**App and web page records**
● ● ● ● ●

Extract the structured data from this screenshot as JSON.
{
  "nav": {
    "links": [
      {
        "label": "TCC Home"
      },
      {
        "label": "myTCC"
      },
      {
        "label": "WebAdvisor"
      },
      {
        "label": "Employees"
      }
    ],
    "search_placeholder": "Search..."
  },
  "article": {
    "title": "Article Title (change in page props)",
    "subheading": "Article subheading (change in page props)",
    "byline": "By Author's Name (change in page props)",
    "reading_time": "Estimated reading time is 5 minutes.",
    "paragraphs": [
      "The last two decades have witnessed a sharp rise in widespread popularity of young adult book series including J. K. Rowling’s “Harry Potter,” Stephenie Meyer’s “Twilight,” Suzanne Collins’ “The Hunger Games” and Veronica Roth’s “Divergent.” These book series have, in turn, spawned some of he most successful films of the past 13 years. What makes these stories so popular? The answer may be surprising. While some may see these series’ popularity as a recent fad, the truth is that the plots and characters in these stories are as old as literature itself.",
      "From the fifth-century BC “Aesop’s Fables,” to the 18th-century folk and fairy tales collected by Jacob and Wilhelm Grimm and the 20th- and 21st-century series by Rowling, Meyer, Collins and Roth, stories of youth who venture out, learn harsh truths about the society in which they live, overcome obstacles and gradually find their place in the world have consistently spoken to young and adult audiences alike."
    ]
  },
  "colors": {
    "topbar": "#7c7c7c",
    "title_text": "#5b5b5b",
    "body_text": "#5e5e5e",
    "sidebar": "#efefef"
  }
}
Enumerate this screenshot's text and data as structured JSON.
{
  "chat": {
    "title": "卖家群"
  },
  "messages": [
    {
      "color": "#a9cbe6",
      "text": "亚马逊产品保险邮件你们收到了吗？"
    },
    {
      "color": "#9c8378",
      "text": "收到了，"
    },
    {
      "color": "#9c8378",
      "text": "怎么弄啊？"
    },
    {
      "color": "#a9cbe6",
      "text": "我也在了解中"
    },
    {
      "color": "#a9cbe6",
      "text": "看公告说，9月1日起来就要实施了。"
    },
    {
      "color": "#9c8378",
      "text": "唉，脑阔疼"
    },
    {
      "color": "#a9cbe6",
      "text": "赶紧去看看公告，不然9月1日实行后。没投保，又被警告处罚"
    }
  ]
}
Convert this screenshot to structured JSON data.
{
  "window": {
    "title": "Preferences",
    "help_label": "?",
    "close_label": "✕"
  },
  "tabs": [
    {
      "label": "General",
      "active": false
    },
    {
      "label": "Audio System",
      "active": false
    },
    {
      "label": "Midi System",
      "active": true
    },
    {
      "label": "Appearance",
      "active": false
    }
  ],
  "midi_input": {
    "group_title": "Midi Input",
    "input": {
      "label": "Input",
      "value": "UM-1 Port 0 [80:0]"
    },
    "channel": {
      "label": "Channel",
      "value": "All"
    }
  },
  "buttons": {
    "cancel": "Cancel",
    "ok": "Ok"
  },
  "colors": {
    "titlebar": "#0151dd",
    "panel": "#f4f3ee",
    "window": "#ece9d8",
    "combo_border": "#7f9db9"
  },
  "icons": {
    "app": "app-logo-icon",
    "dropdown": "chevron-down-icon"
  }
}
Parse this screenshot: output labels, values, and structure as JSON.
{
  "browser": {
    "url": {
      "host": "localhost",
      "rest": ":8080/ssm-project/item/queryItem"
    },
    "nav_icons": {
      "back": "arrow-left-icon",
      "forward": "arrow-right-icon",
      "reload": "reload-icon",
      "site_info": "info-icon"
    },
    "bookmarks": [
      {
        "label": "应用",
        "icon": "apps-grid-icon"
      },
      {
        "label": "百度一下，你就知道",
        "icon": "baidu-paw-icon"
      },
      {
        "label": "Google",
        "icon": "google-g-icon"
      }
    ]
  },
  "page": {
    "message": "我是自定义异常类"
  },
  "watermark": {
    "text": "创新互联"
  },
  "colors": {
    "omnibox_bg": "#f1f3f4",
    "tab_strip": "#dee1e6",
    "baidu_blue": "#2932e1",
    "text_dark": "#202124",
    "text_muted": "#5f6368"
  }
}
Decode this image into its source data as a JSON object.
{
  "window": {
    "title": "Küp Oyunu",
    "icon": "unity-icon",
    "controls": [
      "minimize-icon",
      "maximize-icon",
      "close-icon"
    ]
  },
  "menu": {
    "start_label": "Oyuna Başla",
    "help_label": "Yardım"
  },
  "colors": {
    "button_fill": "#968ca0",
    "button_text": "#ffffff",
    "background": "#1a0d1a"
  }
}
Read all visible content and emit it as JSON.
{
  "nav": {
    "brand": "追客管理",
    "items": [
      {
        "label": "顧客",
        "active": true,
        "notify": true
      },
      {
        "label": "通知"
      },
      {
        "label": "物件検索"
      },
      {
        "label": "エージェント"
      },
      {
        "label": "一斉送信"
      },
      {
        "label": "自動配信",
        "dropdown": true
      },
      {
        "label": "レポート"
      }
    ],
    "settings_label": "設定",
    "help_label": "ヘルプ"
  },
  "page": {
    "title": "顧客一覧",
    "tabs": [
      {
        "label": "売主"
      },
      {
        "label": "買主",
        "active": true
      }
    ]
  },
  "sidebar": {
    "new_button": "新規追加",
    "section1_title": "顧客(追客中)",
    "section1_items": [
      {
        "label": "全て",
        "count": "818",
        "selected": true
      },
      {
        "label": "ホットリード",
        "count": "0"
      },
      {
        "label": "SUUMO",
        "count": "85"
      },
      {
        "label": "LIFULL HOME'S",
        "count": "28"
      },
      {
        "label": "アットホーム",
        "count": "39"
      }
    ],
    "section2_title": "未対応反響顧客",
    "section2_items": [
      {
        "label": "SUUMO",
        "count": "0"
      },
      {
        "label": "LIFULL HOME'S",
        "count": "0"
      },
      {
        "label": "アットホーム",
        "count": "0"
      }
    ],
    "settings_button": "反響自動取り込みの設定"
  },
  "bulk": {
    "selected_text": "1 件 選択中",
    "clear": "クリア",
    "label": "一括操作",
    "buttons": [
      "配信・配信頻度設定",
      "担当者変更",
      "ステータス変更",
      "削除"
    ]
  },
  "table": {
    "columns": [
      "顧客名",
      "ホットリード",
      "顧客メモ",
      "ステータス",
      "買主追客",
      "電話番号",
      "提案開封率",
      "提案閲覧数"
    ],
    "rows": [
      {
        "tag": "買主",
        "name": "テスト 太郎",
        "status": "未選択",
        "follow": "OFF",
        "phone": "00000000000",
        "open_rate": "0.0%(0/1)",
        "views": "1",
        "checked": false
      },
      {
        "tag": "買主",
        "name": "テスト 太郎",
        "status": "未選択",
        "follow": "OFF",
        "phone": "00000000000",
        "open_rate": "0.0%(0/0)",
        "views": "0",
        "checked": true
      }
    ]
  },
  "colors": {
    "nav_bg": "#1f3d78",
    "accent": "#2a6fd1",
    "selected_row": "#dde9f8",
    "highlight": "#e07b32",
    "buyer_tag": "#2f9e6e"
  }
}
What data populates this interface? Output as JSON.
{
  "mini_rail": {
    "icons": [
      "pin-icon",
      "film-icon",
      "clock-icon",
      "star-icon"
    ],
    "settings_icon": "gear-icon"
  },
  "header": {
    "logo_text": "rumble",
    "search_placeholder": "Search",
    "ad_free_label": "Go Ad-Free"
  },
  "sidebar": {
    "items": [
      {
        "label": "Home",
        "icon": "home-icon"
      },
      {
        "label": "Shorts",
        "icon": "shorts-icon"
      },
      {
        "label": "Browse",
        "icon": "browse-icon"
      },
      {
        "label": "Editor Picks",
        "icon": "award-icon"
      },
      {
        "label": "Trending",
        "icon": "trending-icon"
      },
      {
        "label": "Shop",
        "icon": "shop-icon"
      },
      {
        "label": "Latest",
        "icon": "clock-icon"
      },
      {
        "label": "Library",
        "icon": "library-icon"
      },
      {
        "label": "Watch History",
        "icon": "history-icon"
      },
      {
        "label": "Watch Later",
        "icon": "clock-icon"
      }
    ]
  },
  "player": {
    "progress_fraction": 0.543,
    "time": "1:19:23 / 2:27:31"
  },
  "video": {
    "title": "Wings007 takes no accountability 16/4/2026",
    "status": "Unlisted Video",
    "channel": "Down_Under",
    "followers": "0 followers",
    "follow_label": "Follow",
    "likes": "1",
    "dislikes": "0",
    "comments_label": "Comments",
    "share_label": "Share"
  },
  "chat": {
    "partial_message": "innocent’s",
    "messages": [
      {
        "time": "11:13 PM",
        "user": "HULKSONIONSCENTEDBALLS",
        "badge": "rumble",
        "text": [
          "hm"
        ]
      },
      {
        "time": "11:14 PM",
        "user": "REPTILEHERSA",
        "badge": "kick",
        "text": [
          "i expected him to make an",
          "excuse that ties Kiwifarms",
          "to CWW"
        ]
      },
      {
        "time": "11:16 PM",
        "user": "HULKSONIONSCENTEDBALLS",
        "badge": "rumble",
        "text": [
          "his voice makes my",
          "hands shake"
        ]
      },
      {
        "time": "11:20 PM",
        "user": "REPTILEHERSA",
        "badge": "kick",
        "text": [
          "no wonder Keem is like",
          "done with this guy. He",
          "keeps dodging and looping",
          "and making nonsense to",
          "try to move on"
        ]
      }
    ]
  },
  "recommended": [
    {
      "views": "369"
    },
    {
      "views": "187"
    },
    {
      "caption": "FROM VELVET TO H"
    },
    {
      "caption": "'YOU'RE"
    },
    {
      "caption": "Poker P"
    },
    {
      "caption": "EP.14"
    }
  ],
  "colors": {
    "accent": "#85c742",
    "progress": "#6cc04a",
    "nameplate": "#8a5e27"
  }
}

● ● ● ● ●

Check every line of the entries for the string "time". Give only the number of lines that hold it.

**Output of the task**
6